EXERCISE DATA below:
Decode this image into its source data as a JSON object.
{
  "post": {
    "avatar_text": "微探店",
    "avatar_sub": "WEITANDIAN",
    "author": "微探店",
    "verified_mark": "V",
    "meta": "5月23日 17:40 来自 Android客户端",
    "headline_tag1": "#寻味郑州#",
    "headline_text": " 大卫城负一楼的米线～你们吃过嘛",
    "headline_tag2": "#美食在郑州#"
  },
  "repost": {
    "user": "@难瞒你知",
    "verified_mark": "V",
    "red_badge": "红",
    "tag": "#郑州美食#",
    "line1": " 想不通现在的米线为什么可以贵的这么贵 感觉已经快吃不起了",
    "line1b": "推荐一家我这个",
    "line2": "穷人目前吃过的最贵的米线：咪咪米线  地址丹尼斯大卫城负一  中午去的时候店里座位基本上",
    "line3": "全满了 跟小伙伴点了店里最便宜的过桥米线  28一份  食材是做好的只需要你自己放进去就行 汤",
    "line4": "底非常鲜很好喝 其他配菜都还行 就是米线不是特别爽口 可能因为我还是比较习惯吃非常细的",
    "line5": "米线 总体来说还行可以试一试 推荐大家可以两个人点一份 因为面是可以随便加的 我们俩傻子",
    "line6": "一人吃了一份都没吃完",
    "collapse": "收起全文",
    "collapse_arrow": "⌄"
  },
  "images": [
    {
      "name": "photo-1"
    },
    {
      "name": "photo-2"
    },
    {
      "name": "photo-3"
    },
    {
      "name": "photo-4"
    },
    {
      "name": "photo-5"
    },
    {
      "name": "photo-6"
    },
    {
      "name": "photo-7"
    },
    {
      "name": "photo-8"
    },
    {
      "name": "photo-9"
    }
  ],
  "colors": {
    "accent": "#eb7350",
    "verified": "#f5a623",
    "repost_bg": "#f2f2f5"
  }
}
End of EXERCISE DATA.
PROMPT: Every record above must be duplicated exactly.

RESPONSE FOR THIS EXERCISE:
Decode this image into its source data as a JSON object.
{
  "post": {
    "avatar_text": "微探店",
    "avatar_sub": "WEITANDIAN",
    "author": "微探店",
    "verified_mark": "V",
    "meta": "5月23日 17:40 来自 Android客户端",
    "headline_tag1": "#寻味郑州#",
    "headline_text": " 大卫城负一楼的米线～你们吃过嘛",
    "headline_tag2": "#美食在郑州#"
  },
  "repost": {
    "user": "@难瞒你知",
    "verified_mark": "V",
    "red_badge": "红",
    "tag": "#郑州美食#",
    "line1": " 想不通现在的米线为什么可以贵的这么贵 感觉已经快吃不起了",
    "line1b": "推荐一家我这个",
    "line2": "穷人目前吃过的最贵的米线：咪咪米线  地址丹尼斯大卫城负一  中午去的时候店里座位基本上",
    "line3": "全满了 跟小伙伴点了店里最便宜的过桥米线  28一份  食材是做好的只需要你自己放进去就行 汤",
    "line4": "底非常鲜很好喝 其他配菜都还行 就是米线不是特别爽口 可能因为我还是比较习惯吃非常细的",
    "line5": "米线 总体来说还行可以试一试 推荐大家可以两个人点一份 因为面是可以随便加的 我们俩傻子",
    "line6": "一人吃了一份都没吃完",
    "collapse": "收起全文",
    "collapse_arrow": "⌄"
  },
  "images": [
    {
      "name": "photo-1"
    },
    {
      "name": "photo-2"
    },
    {
      "name": "photo-3"
    },
    {
      "name": "photo-4"
    },
    {
      "name": "photo-5"
    },
    {
      "name": "photo-6"
    },
    {
      "name": "photo-7"
    },
    {
      "name": "photo-8"
    },
    {
      "name": "photo-9"
    }
  ],
  "colors": {
    "accent": "#eb7350",
    "verified": "#f5a623",
    "repost_bg": "#f2f2f5"
  }
}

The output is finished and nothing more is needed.